◆ **Component data from apps and pages**

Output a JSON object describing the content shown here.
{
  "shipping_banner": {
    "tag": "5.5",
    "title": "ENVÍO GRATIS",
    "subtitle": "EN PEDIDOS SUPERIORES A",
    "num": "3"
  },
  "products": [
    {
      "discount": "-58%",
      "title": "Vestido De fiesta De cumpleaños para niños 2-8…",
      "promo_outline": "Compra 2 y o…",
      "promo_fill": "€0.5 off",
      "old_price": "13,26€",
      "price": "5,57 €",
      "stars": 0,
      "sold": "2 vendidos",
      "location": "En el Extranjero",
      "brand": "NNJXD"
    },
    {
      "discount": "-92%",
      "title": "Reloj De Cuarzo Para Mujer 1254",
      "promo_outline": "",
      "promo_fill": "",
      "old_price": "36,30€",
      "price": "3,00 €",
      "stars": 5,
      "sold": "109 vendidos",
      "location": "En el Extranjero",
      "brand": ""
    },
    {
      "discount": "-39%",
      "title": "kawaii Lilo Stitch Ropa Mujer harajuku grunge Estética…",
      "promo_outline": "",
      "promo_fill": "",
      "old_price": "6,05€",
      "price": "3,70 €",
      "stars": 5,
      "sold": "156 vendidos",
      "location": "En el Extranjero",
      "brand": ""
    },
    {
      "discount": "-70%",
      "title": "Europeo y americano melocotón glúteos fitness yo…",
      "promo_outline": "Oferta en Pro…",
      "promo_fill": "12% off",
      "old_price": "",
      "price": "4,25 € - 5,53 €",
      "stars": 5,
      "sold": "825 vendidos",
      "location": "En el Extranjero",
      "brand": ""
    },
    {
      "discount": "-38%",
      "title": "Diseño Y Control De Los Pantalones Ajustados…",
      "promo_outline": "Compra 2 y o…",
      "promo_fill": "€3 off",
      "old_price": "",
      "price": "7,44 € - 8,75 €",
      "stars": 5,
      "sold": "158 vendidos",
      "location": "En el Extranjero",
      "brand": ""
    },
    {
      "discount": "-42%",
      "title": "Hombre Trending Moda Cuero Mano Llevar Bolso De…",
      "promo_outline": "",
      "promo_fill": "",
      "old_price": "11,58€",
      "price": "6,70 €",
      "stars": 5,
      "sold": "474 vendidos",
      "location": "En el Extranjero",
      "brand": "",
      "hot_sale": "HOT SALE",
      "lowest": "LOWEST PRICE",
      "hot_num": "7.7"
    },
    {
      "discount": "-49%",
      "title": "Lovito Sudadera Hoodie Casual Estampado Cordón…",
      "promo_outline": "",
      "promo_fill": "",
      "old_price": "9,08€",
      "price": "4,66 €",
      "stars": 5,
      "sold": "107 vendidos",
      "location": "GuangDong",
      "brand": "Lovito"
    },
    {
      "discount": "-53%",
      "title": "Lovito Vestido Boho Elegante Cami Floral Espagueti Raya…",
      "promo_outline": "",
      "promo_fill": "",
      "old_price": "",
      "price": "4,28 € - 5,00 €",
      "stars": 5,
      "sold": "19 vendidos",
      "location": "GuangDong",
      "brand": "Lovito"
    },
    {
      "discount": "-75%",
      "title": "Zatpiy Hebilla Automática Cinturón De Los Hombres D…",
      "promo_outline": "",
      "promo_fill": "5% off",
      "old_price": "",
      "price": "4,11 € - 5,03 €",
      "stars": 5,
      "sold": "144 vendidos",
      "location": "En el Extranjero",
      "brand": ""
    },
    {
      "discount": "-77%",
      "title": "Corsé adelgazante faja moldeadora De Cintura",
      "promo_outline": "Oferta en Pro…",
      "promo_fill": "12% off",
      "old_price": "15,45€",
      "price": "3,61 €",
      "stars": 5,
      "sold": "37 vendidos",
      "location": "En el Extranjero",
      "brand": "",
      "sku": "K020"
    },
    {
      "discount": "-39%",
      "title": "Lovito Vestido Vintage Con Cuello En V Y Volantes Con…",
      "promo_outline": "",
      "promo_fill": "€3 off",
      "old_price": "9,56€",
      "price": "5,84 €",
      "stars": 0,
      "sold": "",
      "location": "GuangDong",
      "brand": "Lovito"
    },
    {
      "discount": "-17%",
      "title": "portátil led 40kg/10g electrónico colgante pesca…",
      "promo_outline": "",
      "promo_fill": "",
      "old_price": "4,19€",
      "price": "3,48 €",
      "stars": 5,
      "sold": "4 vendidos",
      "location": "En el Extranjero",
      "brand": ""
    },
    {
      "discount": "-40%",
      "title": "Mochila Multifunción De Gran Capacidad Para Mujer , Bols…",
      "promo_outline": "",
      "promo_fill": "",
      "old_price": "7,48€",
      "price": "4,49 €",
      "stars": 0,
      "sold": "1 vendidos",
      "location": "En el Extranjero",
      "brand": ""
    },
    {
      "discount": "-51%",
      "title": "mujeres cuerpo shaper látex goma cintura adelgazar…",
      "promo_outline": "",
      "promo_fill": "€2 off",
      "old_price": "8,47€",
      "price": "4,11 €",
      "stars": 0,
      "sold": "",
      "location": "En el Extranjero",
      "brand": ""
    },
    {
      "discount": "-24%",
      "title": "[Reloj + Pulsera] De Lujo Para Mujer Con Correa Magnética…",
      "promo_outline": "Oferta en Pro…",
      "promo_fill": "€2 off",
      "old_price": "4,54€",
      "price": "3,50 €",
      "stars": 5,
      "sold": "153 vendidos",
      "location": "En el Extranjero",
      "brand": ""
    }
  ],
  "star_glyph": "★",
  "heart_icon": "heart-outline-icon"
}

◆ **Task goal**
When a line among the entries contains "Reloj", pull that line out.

◆ **Written answer**
      "title": "Reloj De Cuarzo Para Mujer 1254",
      "title": "[Reloj + Pulsera] De Lujo Para Mujer Con Correa Magnética…",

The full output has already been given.